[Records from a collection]
+ + + + +

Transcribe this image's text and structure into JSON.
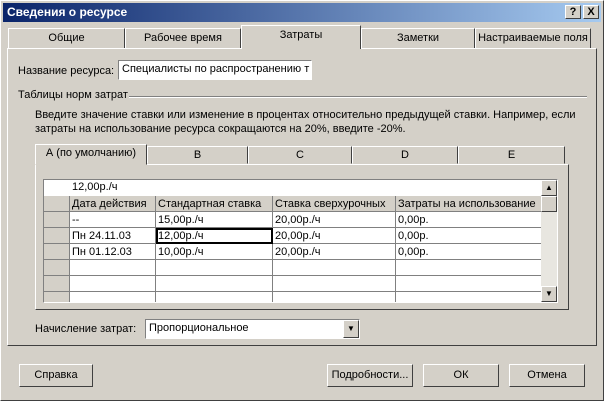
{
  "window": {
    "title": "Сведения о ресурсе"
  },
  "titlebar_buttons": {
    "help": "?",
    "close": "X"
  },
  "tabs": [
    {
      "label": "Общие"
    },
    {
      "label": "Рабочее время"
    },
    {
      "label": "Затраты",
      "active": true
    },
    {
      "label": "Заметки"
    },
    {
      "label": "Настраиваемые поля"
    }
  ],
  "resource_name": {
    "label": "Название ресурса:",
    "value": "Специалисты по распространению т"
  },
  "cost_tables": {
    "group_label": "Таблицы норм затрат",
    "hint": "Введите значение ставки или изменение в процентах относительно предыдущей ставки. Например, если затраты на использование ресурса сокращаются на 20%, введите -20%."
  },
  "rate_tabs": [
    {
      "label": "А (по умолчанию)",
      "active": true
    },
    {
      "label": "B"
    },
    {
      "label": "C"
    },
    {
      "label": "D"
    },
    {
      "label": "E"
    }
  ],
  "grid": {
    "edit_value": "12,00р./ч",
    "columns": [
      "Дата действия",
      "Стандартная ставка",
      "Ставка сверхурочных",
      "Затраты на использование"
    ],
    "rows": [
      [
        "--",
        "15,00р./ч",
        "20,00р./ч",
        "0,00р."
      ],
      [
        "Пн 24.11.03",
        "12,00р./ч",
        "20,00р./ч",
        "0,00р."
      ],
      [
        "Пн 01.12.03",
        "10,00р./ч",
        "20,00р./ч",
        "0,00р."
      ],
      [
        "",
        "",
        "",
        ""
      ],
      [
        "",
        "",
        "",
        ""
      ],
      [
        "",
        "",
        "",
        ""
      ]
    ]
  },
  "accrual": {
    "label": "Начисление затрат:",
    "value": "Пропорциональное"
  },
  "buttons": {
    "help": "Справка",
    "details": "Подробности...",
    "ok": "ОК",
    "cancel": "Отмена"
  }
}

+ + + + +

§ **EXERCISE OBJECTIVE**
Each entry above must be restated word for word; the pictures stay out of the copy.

§ **RESULT FOR THIS EXERCISE**
Transcribe this image's text and structure into JSON.
{
  "window": {
    "title": "Сведения о ресурсе"
  },
  "titlebar_buttons": {
    "help": "?",
    "close": "X"
  },
  "tabs": [
    {
      "label": "Общие"
    },
    {
      "label": "Рабочее время"
    },
    {
      "label": "Затраты",
      "active": true
    },
    {
      "label": "Заметки"
    },
    {
      "label": "Настраиваемые поля"
    }
  ],
  "resource_name": {
    "label": "Название ресурса:",
    "value": "Специалисты по распространению т"
  },
  "cost_tables": {
    "group_label": "Таблицы норм затрат",
    "hint": "Введите значение ставки или изменение в процентах относительно предыдущей ставки. Например, если затраты на использование ресурса сокращаются на 20%, введите -20%."
  },
  "rate_tabs": [
    {
      "label": "А (по умолчанию)",
      "active": true
    },
    {
      "label": "B"
    },
    {
      "label": "C"
    },
    {
      "label": "D"
    },
    {
      "label": "E"
    }
  ],
  "grid": {
    "edit_value": "12,00р./ч",
    "columns": [
      "Дата действия",
      "Стандартная ставка",
      "Ставка сверхурочных",
      "Затраты на использование"
    ],
    "rows": [
      [
        "--",
        "15,00р./ч",
        "20,00р./ч",
        "0,00р."
      ],
      [
        "Пн 24.11.03",
        "12,00р./ч",
        "20,00р./ч",
        "0,00р."
      ],
      [
        "Пн 01.12.03",
        "10,00р./ч",
        "20,00р./ч",
        "0,00р."
      ],
      [
        "",
        "",
        "",
        ""
      ],
      [
        "",
        "",
        "",
        ""
      ],
      [
        "",
        "",
        "",
        ""
      ]
    ]
  },
  "accrual": {
    "label": "Начисление затрат:",
    "value": "Пропорциональное"
  },
  "buttons": {
    "help": "Справка",
    "details": "Подробности...",
    "ok": "ОК",
    "cancel": "Отмена"
  }
}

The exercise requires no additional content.